      The conductor sat down next to him. “Don’t worry about it, Señor. You don’t have to pay.” Abuelo lifted his face. The conductor’s eyes lit up. “I know you. You’re that famous contractor. My Papi worked for you for thirty years.” He touched Abuelo’s knee. “What happened to you? You’re the millionaire that employed half of our–”
       Tears had pooled by the rim of Abuelo’s thick glasses. “These are my assets now.” He ruffled our hair with each hand. “Other than that my brain is so weak that I keep forgetting to do things, to carry things.”
       I took the slimy piece of candy out of my mouth and held it in a pinch. “He’s my dictador abuelo. The doctor says he’s got –umm — err…”
       “–He’s fine,” my brother hugged my grandfather. “I don’t think he forgets. I think he remembers too much.”
       I chuckled and put the candy back in my mouth.

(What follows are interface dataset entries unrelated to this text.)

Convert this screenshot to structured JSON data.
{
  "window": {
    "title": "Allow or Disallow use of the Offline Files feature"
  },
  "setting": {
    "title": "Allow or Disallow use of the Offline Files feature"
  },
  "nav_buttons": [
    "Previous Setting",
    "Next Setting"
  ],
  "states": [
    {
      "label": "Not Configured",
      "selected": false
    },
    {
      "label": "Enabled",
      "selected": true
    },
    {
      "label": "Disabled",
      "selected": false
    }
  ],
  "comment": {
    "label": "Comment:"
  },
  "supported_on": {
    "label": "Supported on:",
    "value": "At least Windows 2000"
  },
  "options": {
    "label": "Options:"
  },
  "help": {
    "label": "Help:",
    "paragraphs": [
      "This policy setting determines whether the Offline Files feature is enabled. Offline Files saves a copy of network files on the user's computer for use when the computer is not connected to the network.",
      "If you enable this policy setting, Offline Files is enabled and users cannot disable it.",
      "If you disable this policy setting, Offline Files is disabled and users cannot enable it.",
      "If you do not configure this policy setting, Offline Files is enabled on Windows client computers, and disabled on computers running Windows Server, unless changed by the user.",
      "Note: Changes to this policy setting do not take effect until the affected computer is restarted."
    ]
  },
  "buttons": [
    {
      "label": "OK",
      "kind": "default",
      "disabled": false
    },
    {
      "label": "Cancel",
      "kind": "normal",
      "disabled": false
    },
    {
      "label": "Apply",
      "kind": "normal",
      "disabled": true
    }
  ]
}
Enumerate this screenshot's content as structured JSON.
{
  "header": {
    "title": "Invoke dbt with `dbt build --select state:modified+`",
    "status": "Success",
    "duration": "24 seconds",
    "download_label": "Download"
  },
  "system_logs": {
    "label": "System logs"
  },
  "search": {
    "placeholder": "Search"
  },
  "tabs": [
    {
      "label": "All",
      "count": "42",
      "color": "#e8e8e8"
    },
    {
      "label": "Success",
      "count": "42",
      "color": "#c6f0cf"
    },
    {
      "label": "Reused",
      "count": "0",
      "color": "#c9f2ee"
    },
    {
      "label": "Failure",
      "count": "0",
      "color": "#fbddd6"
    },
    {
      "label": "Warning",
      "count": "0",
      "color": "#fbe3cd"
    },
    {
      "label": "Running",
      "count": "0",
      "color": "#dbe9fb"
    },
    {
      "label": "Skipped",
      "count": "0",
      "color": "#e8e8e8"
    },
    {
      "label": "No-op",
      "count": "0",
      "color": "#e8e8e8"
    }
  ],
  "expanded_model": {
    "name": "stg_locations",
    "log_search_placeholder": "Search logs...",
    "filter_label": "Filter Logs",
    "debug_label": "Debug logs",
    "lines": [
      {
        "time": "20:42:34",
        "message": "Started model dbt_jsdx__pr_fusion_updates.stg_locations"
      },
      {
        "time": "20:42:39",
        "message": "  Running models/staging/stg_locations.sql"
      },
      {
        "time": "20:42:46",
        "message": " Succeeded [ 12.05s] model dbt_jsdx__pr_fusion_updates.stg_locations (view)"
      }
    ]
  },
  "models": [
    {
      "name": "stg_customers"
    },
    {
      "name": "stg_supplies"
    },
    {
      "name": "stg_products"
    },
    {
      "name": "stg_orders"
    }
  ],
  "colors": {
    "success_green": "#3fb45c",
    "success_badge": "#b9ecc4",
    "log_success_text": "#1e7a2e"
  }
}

       His vice like grip clasped my cheeks. My lips protruded out like a fish. He stuck his gritty finger in my mouth, hooked it and flicked out the candy.
       I reached out for the glistening orange candy lying on the bus floor.
       I stumbled and fell, held my cheek with one hand and the candy in the other. “Daddy had taught me about the three second rule.”
      “Out of all he taught you, this is what you remember?”
       “At least I don’t forget to bring money.”
        Soc. My brothers small fist made contact with my shoulder.
        Abuelo pinched the bridge of his nose under his glasses.
        My brother buried his head in Abuelos chest. “He’s a silly boy, Abuelo. Don’t mind him. You don’t forget. You never forget anything about us. You remember our birthdays, our school fees and the parent teacher meetings.” He twirled the topmost button of Abuelo’s spotless white shirt. “You just have a lot to remember.” He twisted the button round and round. “You just remember too much because you care too much.”
         Abuelo’s ivory colored button broke off. His white shirt’s opened up.
My brother peeled back his shirt and looked up at him with brown saucer like eyes. “Look Abuelo, I told you that you remember too much. Here’s your money.”
         Beneath his shirt was another identical white button down shirt.